Last Wednesday it was reported that President Higgins had declined an invitation to attend the church service with the queen. Mr Higgins’s spokesman also said that “the President, through his office, has already conveyed his good wishes to Her Majesty Queen Elizabeth II”.

In addition, in a statement on Monday, the joint secretaries to the Church Leaders’ Group confirmed that the first they heard of the decision to decline the invitation was through the media.

Rev Trevor Gribben, clerk of the general assembly and general secretary of the Presbyterian Church in Ireland, and Rev Dr Heather Morris, secretary of the Methodist Conference, said an invitation to the service was sent to President Higgins on May 20th.

“Last week President Higgins himself indicated to the media that he had replied to and declined the invitation. We can confirm that this is correct,” they said.

‘Moment to reflect’

It is understood that both Rev Gribben and Rev Morris had been dealing on behalf of the Church Leaders’ Group with Áras an Uachtaráin and the Department of Foreign Affairs concerning the invitation.

Last March the Northern Ireland Office included the Armagh service among events scheduled to mark the centenary of Northern Ireland this year.
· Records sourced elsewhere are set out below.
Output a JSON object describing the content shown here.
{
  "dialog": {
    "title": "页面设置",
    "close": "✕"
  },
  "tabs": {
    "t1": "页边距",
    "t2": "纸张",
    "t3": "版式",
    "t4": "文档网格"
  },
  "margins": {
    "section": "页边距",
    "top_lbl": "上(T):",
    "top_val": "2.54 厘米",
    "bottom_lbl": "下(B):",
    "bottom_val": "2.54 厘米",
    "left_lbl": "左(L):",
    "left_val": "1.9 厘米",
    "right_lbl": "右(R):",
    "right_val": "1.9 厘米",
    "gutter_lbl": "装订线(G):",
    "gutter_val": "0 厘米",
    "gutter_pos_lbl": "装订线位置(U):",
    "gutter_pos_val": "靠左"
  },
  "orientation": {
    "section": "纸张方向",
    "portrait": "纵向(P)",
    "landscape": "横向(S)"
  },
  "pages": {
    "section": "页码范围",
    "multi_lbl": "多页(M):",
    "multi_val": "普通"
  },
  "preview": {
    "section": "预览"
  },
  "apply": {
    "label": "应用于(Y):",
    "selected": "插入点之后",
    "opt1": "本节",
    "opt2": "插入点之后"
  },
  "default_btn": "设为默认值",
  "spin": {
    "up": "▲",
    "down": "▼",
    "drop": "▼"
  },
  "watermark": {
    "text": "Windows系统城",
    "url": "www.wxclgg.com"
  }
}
This provoked an intervention by the Church Leaders’ Group, which asked that the service be deleted from that schedule as it was not a political event.

In a statement on March 12th, the group said it was “deeply mindful that the events of 100 years ago evoke a range of responses from communities across these islands. For this reason, this point of reflection will provide an opportunity to affirm our common commitment to peace, healing and reconciliation.”

They continued that: “The service will therefore be at the initiative of the church leaders, and the church leaders will be wholly responsible for its planning, organisation and design.”

On March 17th the group issued a lengthy joint St Patrick’s Day statement on the service and its context.

Among those most supportive of the service has been the Catholic Primate Eamon Martin. Last December the archbishop criticised politicians for refusing to engage with events marking the creation of Northern Ireland.

“I would like to see the 2021 centenary as an opportunity for greater mutual understanding, for opportunities to build further reconciliation and peace,” he said in an interview with Irish Catholic.

“I am somewhat disappointed that many of our nationalist and republican political leaders have dismissed the centenary of 2021 altogether because for me I think it’s really important to seize it as a moment to reflect on where we’ve come from,” he said.

‘Great sadness’

He warned that a united Ireland will never be achieved unless nationalists are willing to listen to those who are fearful of the prospect of reunification. “Clearly as a nationalist myself, as growing up in a nationalist community, I would have a yearning that that sense of belonging is something that could be shared by all of the people in the island of Ireland,” he said.

The division of the island in 1921 had caused “a great amount of sadness: a sense of separation, a sense of loss with the partition of the island,” within the broader Catholic/nationalist community, he said.

At the same time “for unionists and indeed loyalist communities in Northern Ireland, it represents for them a significant moment in the establishment of the Northern Ireland state”, he said.

“If there is ever to be greater mutual understanding and living together on the island of Ireland, then we need to be able to face difficult moments and difficult episodes from our history; we need to be able to face it openly,” he said.